§ **Task**: Repeat the entries without change, omitting the pictures.

Input data: Begin

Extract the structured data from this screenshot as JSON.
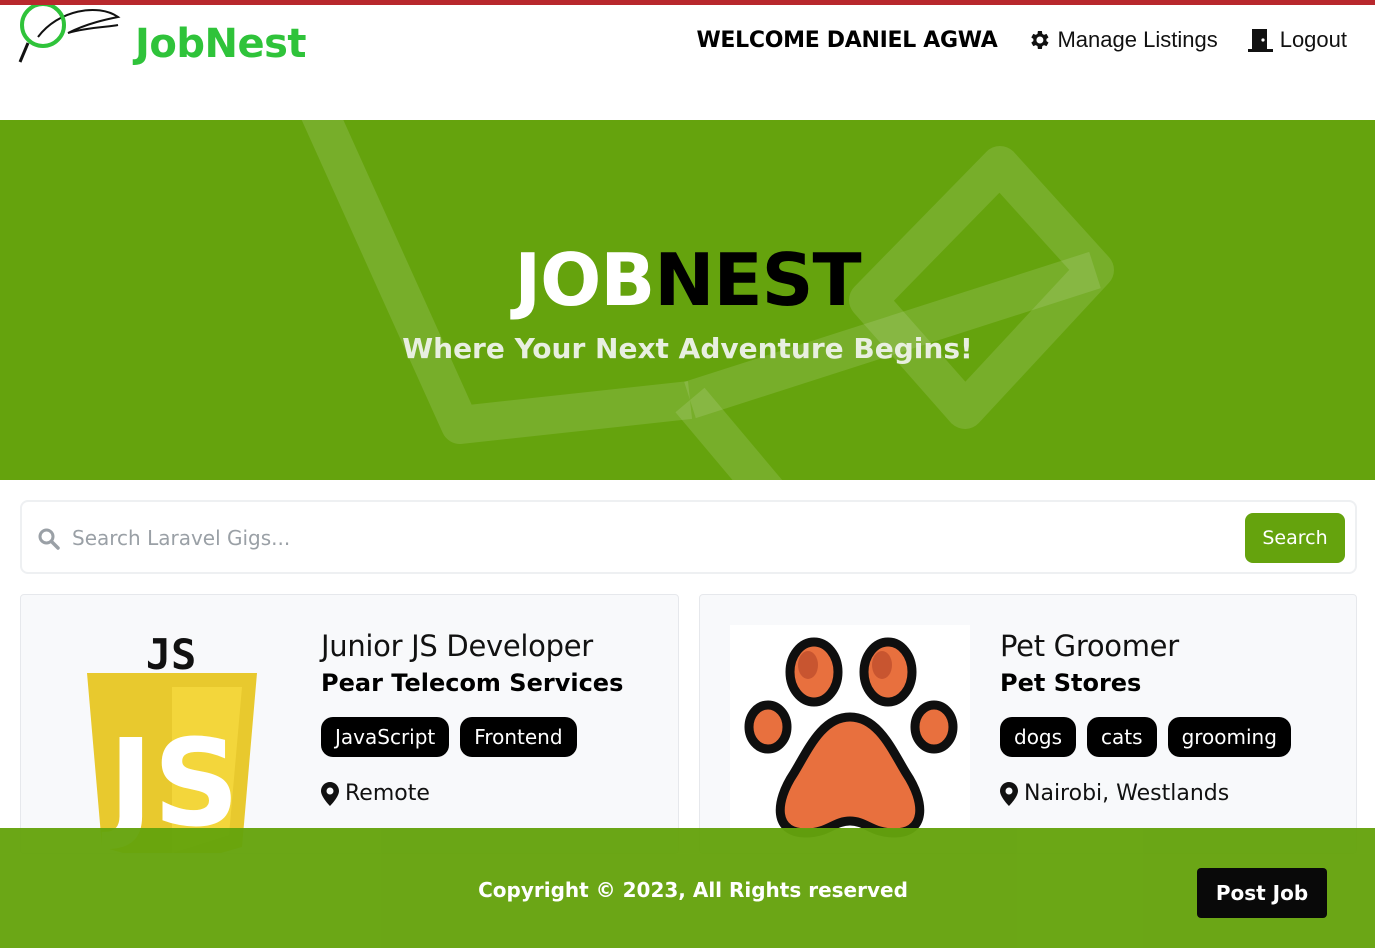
{
  "brand": {
    "name": "JobNest",
    "color": "#2fc33a"
  },
  "nav": {
    "welcome": "WELCOME DANIEL AGWA",
    "manage_label": "Manage Listings",
    "manage_icon": "gear-icon",
    "logout_label": "Logout",
    "logout_icon": "door-icon"
  },
  "hero": {
    "title_part1": "JOB",
    "title_part2": "NEST",
    "subtitle": "Where Your Next Adventure Begins!",
    "background": "#65a30d"
  },
  "search": {
    "placeholder": "Search Laravel Gigs...",
    "button_label": "Search",
    "icon": "search-icon"
  },
  "listings": [
    {
      "title": "Junior JS Developer",
      "company": "Pear Telecom Services",
      "tags": [
        "JavaScript",
        "Frontend"
      ],
      "location": "Remote",
      "logo": "js-logo"
    },
    {
      "title": "Pet Groomer",
      "company": "Pet Stores",
      "tags": [
        "dogs",
        "cats",
        "grooming"
      ],
      "location": "Nairobi, Westlands",
      "logo": "paw-logo"
    }
  ],
  "footer": {
    "copyright": "Copyright © 2023, All Rights reserved",
    "post_label": "Post Job"
  },
  "colors": {
    "accent": "#65a30d",
    "topline": "#b8282d",
    "tag": "#000000"
  }
}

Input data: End

§ **Answer for the task**:
Extract the structured data from this screenshot as JSON.
{
  "brand": {
    "name": "JobNest",
    "color": "#2fc33a"
  },
  "nav": {
    "welcome": "WELCOME DANIEL AGWA",
    "manage_label": "Manage Listings",
    "manage_icon": "gear-icon",
    "logout_label": "Logout",
    "logout_icon": "door-icon"
  },
  "hero": {
    "title_part1": "JOB",
    "title_part2": "NEST",
    "subtitle": "Where Your Next Adventure Begins!",
    "background": "#65a30d"
  },
  "search": {
    "placeholder": "Search Laravel Gigs...",
    "button_label": "Search",
    "icon": "search-icon"
  },
  "listings": [
    {
      "title": "Junior JS Developer",
      "company": "Pear Telecom Services",
      "tags": [
        "JavaScript",
        "Frontend"
      ],
      "location": "Remote",
      "logo": "js-logo"
    },
    {
      "title": "Pet Groomer",
      "company": "Pet Stores",
      "tags": [
        "dogs",
        "cats",
        "grooming"
      ],
      "location": "Nairobi, Westlands",
      "logo": "paw-logo"
    }
  ],
  "footer": {
    "copyright": "Copyright © 2023, All Rights reserved",
    "post_label": "Post Job"
  },
  "colors": {
    "accent": "#65a30d",
    "topline": "#b8282d",
    "tag": "#000000"
  }
}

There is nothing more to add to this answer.